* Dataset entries
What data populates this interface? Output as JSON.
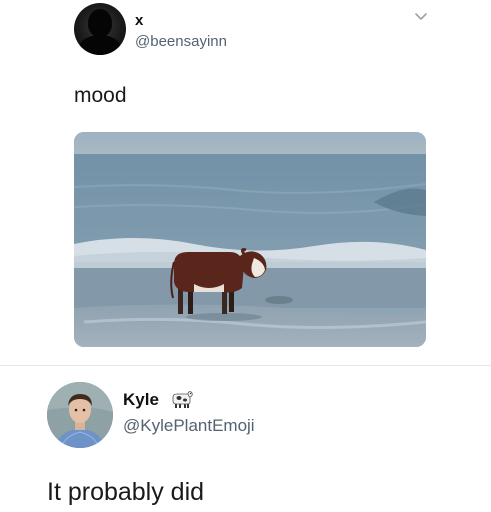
{
  "tweet": {
    "display_name": "x",
    "handle": "@beensayinn",
    "text": "mood",
    "media": "cow-standing-in-ocean-surf",
    "menu_icon": "chevron-down-icon"
  },
  "reply": {
    "display_name": "Kyle",
    "name_emoji": "cow-icon",
    "handle": "@KylePlantEmoji",
    "text": "It probably did"
  },
  "colors": {
    "text": "#111111",
    "handle": "#556270",
    "divider": "#e4e6e8"
  }
}
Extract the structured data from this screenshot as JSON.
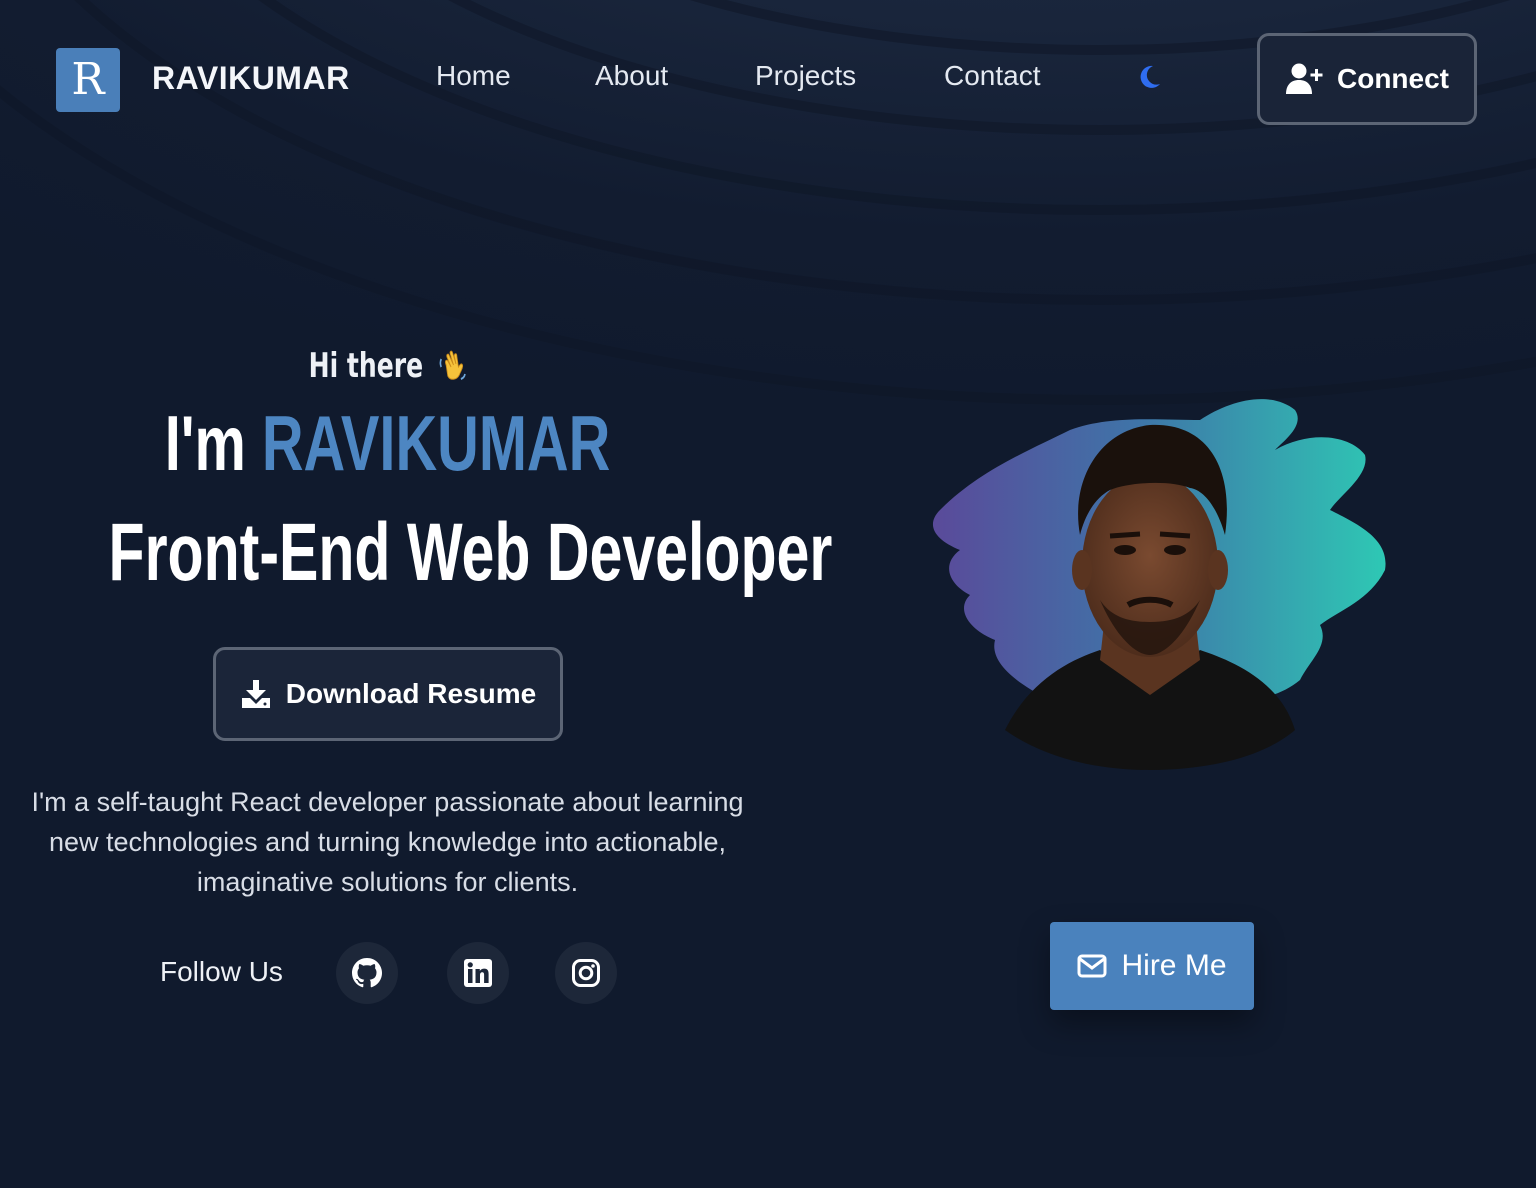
{
  "nav": {
    "logo_letter": "R",
    "brand": "RAVIKUMAR",
    "links": [
      "Home",
      "About",
      "Projects",
      "Contact"
    ],
    "theme_toggle_icon": "moon-icon",
    "connect_label": "Connect",
    "connect_icon": "user-plus-icon"
  },
  "hero": {
    "greeting": "Hi there",
    "greeting_emoji_icon": "waving-hand-icon",
    "intro_prefix": "I'm",
    "name": "RAVIKUMAR",
    "role": "Front-End Web Developer",
    "download_label": "Download Resume",
    "download_icon": "download-icon",
    "bio": "I'm a self-taught React developer passionate about learning new technologies and turning knowledge into actionable, imaginative solutions for clients.",
    "follow_label": "Follow Us",
    "socials": [
      "github-icon",
      "linkedin-icon",
      "instagram-icon"
    ],
    "hire_label": "Hire Me",
    "hire_icon": "envelope-icon"
  },
  "colors": {
    "background": "#101a2d",
    "accent": "#4a82bd",
    "name_highlight": "#4d86c2",
    "moon": "#2f6df0",
    "blob_start": "#5a4a9a",
    "blob_end": "#2ec8b4"
  }
}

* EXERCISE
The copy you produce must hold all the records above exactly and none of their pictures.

* ANSWER BOX
What data populates this interface? Output as JSON.
{
  "tweet": {
    "display_name": "x",
    "handle": "@beensayinn",
    "text": "mood",
    "media": "cow-standing-in-ocean-surf",
    "menu_icon": "chevron-down-icon"
  },
  "reply": {
    "display_name": "Kyle",
    "name_emoji": "cow-icon",
    "handle": "@KylePlantEmoji",
    "text": "It probably did"
  },
  "colors": {
    "text": "#111111",
    "handle": "#556270",
    "divider": "#e4e6e8"
  }
}
Extract the structured data from this screenshot as JSON.
{
  "nav": {
    "logo_letter": "R",
    "brand": "RAVIKUMAR",
    "links": [
      "Home",
      "About",
      "Projects",
      "Contact"
    ],
    "theme_toggle_icon": "moon-icon",
    "connect_label": "Connect",
    "connect_icon": "user-plus-icon"
  },
  "hero": {
    "greeting": "Hi there",
    "greeting_emoji_icon": "waving-hand-icon",
    "intro_prefix": "I'm",
    "name": "RAVIKUMAR",
    "role": "Front-End Web Developer",
    "download_label": "Download Resume",
    "download_icon": "download-icon",
    "bio": "I'm a self-taught React developer passionate about learning new technologies and turning knowledge into actionable, imaginative solutions for clients.",
    "follow_label": "Follow Us",
    "socials": [
      "github-icon",
      "linkedin-icon",
      "instagram-icon"
    ],
    "hire_label": "Hire Me",
    "hire_icon": "envelope-icon"
  },
  "colors": {
    "background": "#101a2d",
    "accent": "#4a82bd",
    "name_highlight": "#4d86c2",
    "moon": "#2f6df0",
    "blob_start": "#5a4a9a",
    "blob_end": "#2ec8b4"
  }
}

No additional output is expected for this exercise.